→ **TASK TO CARRY OUT**:
Every entry below is to be retyped exactly as it stands.

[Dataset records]

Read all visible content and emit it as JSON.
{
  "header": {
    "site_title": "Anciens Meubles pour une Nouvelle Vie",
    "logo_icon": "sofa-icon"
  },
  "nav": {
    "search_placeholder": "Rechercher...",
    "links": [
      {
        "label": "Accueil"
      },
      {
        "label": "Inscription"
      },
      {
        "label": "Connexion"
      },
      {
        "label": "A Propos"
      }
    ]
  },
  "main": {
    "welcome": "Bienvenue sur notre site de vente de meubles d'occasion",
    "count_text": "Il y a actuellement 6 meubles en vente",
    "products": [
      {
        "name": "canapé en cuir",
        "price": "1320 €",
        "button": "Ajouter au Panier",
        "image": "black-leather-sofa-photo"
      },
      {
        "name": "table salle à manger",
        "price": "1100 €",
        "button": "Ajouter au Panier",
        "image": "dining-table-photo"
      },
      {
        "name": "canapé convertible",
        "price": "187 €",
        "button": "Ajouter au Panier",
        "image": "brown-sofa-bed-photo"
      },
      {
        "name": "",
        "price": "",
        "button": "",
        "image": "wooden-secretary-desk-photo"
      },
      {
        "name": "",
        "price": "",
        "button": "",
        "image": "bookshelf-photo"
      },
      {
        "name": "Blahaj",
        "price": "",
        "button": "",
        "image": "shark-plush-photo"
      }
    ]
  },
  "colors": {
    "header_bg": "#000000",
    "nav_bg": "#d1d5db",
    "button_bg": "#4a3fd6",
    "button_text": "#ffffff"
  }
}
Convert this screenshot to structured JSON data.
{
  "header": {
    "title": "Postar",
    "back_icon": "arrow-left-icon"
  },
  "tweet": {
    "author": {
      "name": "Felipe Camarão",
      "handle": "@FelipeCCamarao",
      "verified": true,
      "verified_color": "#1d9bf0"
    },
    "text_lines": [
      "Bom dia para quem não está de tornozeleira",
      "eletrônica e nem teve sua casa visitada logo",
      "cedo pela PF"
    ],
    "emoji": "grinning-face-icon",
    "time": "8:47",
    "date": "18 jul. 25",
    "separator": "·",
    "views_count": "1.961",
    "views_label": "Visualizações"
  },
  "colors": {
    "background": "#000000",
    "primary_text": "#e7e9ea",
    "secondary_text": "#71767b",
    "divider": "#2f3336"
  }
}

→ **TASK ANSWER**:
Read all visible content and emit it as JSON.
{
  "header": {
    "site_title": "Anciens Meubles pour une Nouvelle Vie",
    "logo_icon": "sofa-icon"
  },
  "nav": {
    "search_placeholder": "Rechercher...",
    "links": [
      {
        "label": "Accueil"
      },
      {
        "label": "Inscription"
      },
      {
        "label": "Connexion"
      },
      {
        "label": "A Propos"
      }
    ]
  },
  "main": {
    "welcome": "Bienvenue sur notre site de vente de meubles d'occasion",
    "count_text": "Il y a actuellement 6 meubles en vente",
    "products": [
      {
        "name": "canapé en cuir",
        "price": "1320 €",
        "button": "Ajouter au Panier",
        "image": "black-leather-sofa-photo"
      },
      {
        "name": "table salle à manger",
        "price": "1100 €",
        "button": "Ajouter au Panier",
        "image": "dining-table-photo"
      },
      {
        "name": "canapé convertible",
        "price": "187 €",
        "button": "Ajouter au Panier",
        "image": "brown-sofa-bed-photo"
      },
      {
        "name": "",
        "price": "",
        "button": "",
        "image": "wooden-secretary-desk-photo"
      },
      {
        "name": "",
        "price": "",
        "button": "",
        "image": "bookshelf-photo"
      },
      {
        "name": "Blahaj",
        "price": "",
        "button": "",
        "image": "shark-plush-photo"
      }
    ]
  },
  "colors": {
    "header_bg": "#000000",
    "nav_bg": "#d1d5db",
    "button_bg": "#4a3fd6",
    "button_text": "#ffffff"
  }
}
Convert this screenshot to structured JSON data.
{
  "header": {
    "title": "Postar",
    "back_icon": "arrow-left-icon"
  },
  "tweet": {
    "author": {
      "name": "Felipe Camarão",
      "handle": "@FelipeCCamarao",
      "verified": true,
      "verified_color": "#1d9bf0"
    },
    "text_lines": [
      "Bom dia para quem não está de tornozeleira",
      "eletrônica e nem teve sua casa visitada logo",
      "cedo pela PF"
    ],
    "emoji": "grinning-face-icon",
    "time": "8:47",
    "date": "18 jul. 25",
    "separator": "·",
    "views_count": "1.961",
    "views_label": "Visualizações"
  },
  "colors": {
    "background": "#000000",
    "primary_text": "#e7e9ea",
    "secondary_text": "#71767b",
    "divider": "#2f3336"
  }
}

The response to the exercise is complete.